By Richard Black, Energy and Climate Intelligence Unit
Shipping has historically been an overlooked sector in discussions around climate change.
This is curious, as shipping accounts for a substantial proportion of global carbon dioxide emissions, at over 3% and growing; if the sector were a country, it would rank as the sixth biggest emitter of CO2 in the world.
The problem is that shipping, including container ships which carry around 80% of global trade, is largely reliant on particularly dirty forms of fossil fuels, collectively known as marine bunkers, which are high in carbon and other pollutants such as sulphur.
But, as shipping is by its nature international, this poses a challenge in allocating emissions to specific countries.

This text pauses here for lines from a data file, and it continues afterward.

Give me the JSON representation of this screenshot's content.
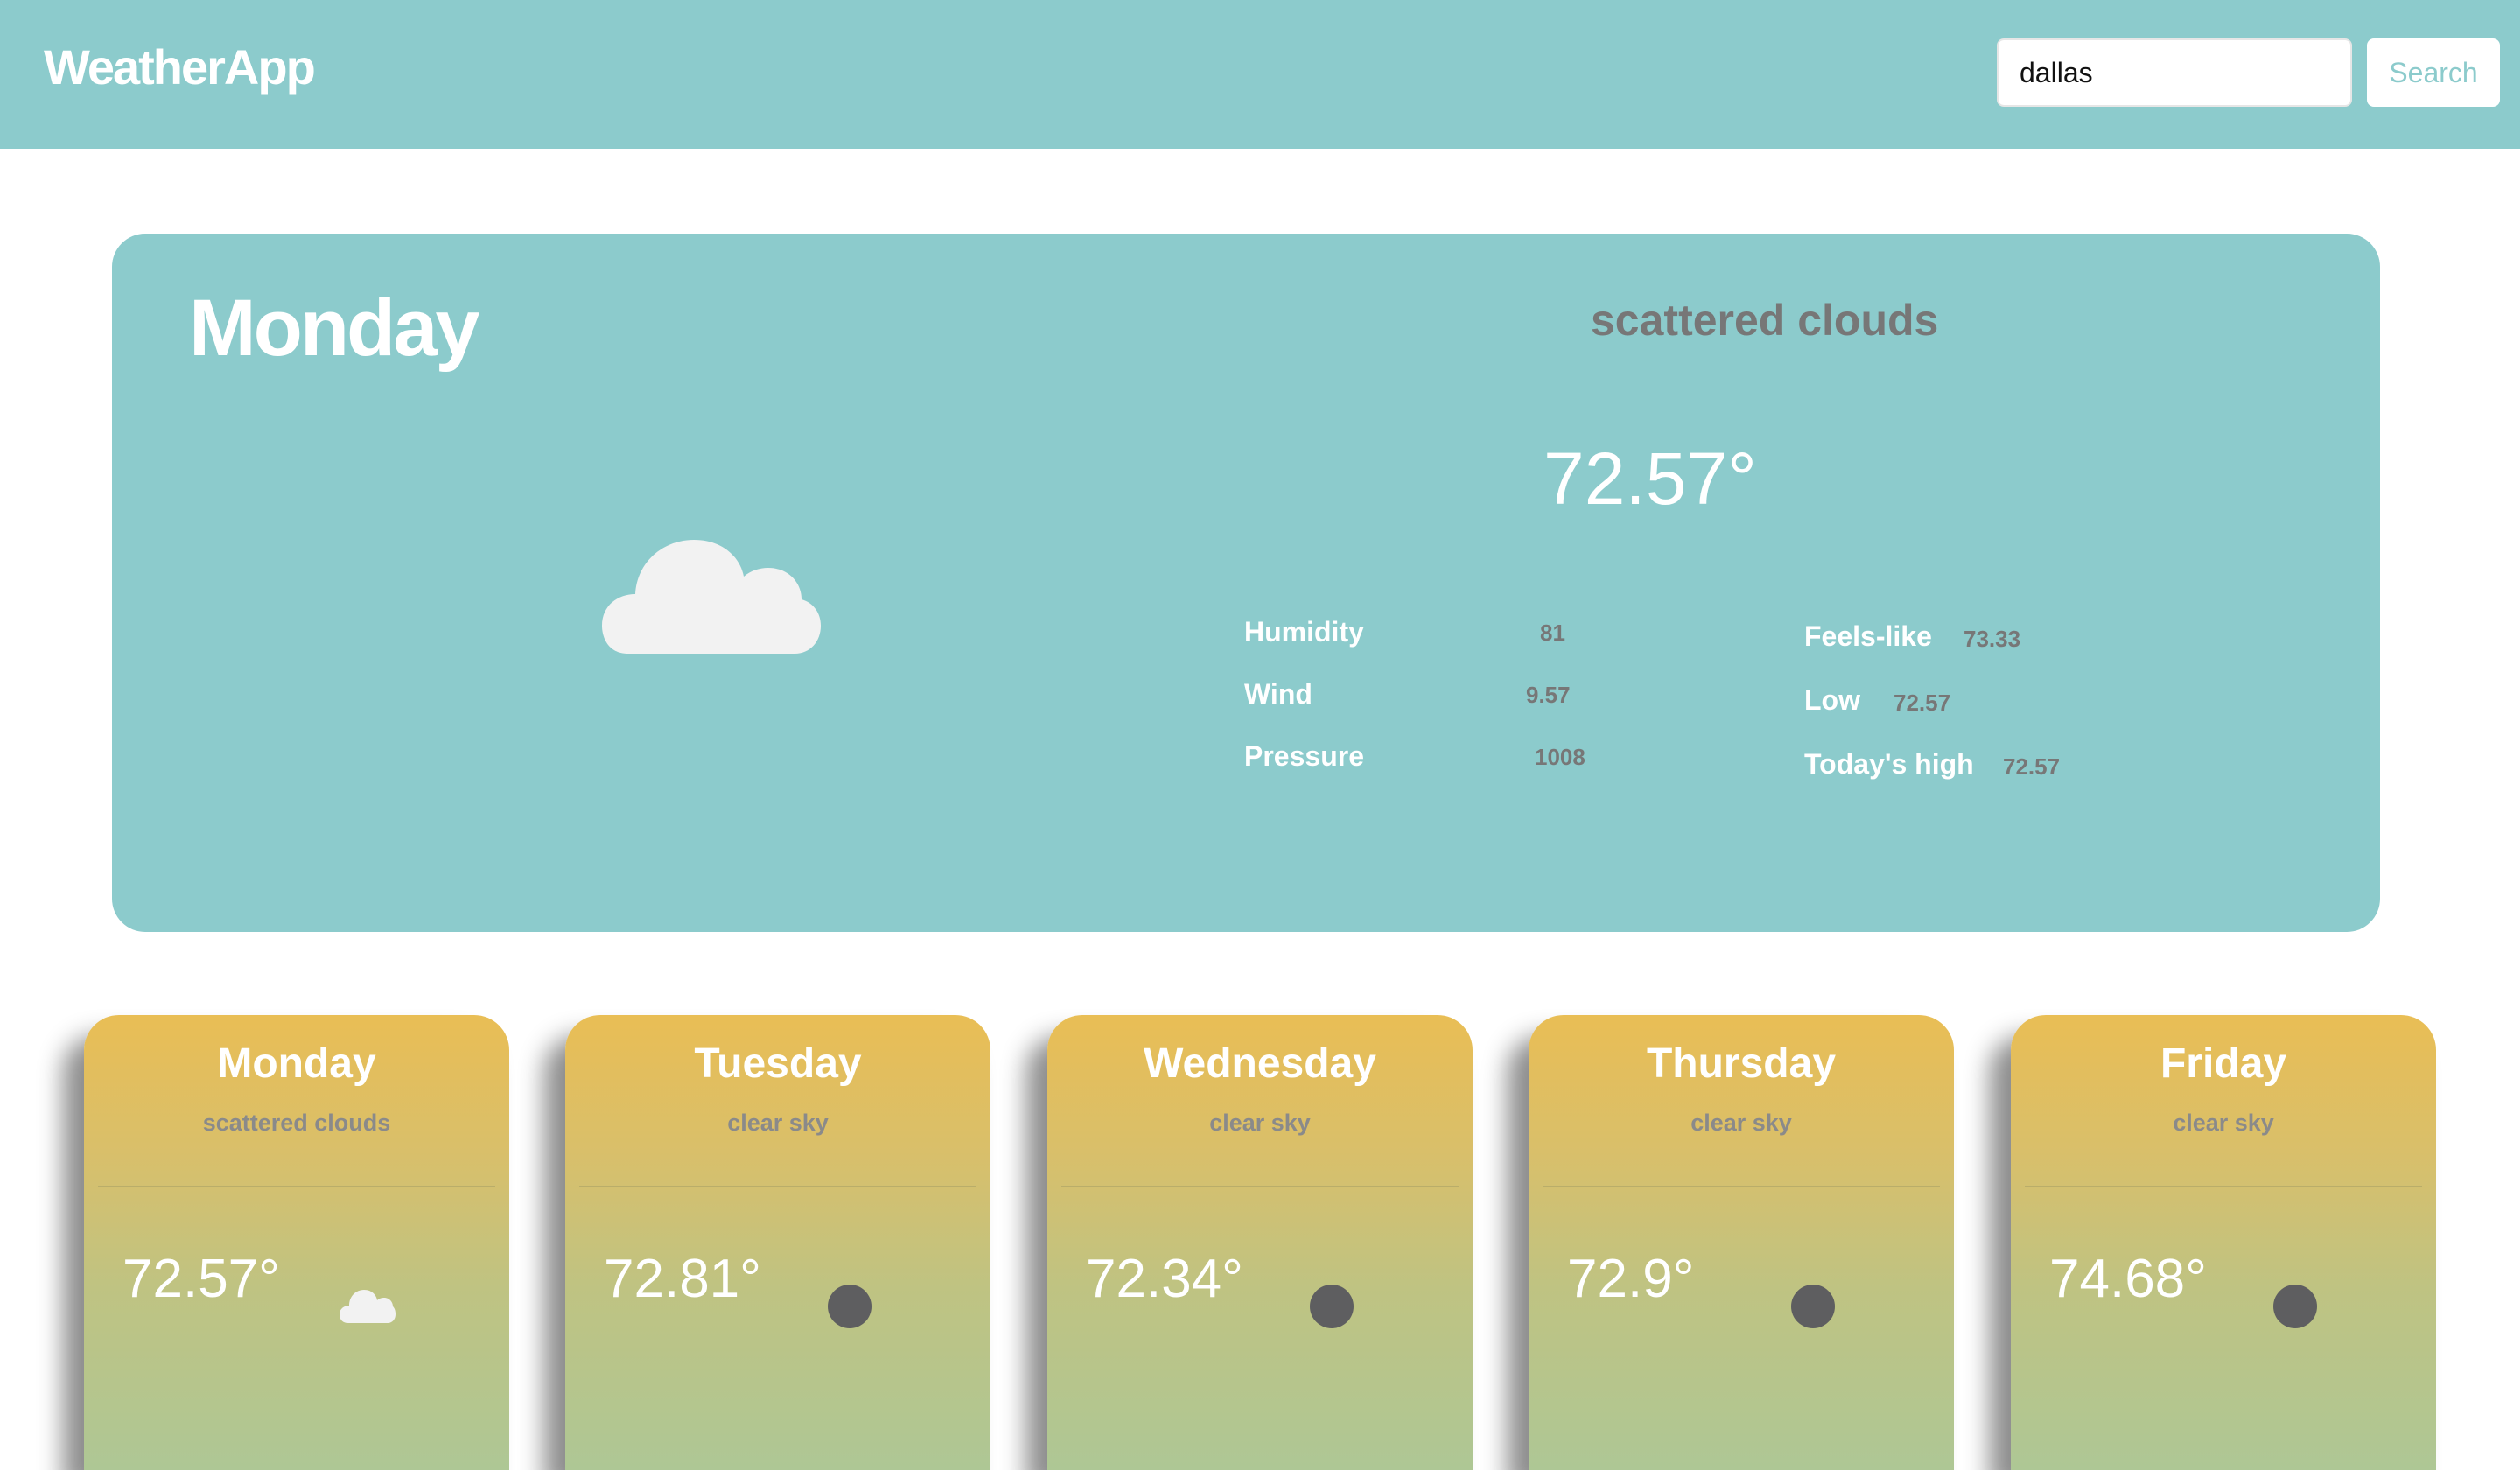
{
  "header": {
    "brand": "WeatherApp",
    "search_value": "dallas",
    "search_button": "Search"
  },
  "current": {
    "day": "Monday",
    "description": "scattered clouds",
    "temperature": "72.57°",
    "icon": "cloud-icon",
    "stats_left": [
      {
        "label": "Humidity",
        "value": "81"
      },
      {
        "label": "Wind",
        "value": "9.57"
      },
      {
        "label": "Pressure",
        "value": "1008"
      }
    ],
    "stats_right": [
      {
        "label": "Feels-like",
        "value": "73.33"
      },
      {
        "label": "Low",
        "value": "72.57"
      },
      {
        "label": "Today's high",
        "value": "72.57"
      }
    ]
  },
  "forecast": [
    {
      "day": "Monday",
      "description": "scattered clouds",
      "temperature": "72.57°",
      "icon": "cloud-icon"
    },
    {
      "day": "Tuesday",
      "description": "clear sky",
      "temperature": "72.81°",
      "icon": "sun-dot-icon"
    },
    {
      "day": "Wednesday",
      "description": "clear sky",
      "temperature": "72.34°",
      "icon": "sun-dot-icon"
    },
    {
      "day": "Thursday",
      "description": "clear sky",
      "temperature": "72.9°",
      "icon": "sun-dot-icon"
    },
    {
      "day": "Friday",
      "description": "clear sky",
      "temperature": "74.68°",
      "icon": "sun-dot-icon"
    }
  ],
  "colors": {
    "primary": "#8ccbcc",
    "card_top": "#e9be55",
    "card_bottom": "#aec795",
    "muted_text": "#777777",
    "icon_dot": "#5e5e60"
  }
}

And thus it has largely been excluded from negotiations under the UN climate convention, which in 2015 reached the historic Paris Agreement on climate change.
For shipping and its multinational transport twin, aviation, responsibility for addressing emissions was hived off to other international bodies, the International Civil Aviation Organization (ICAO) and the International Maritime Organization(IMO). And both have for years dragged their feet on addressing the issue.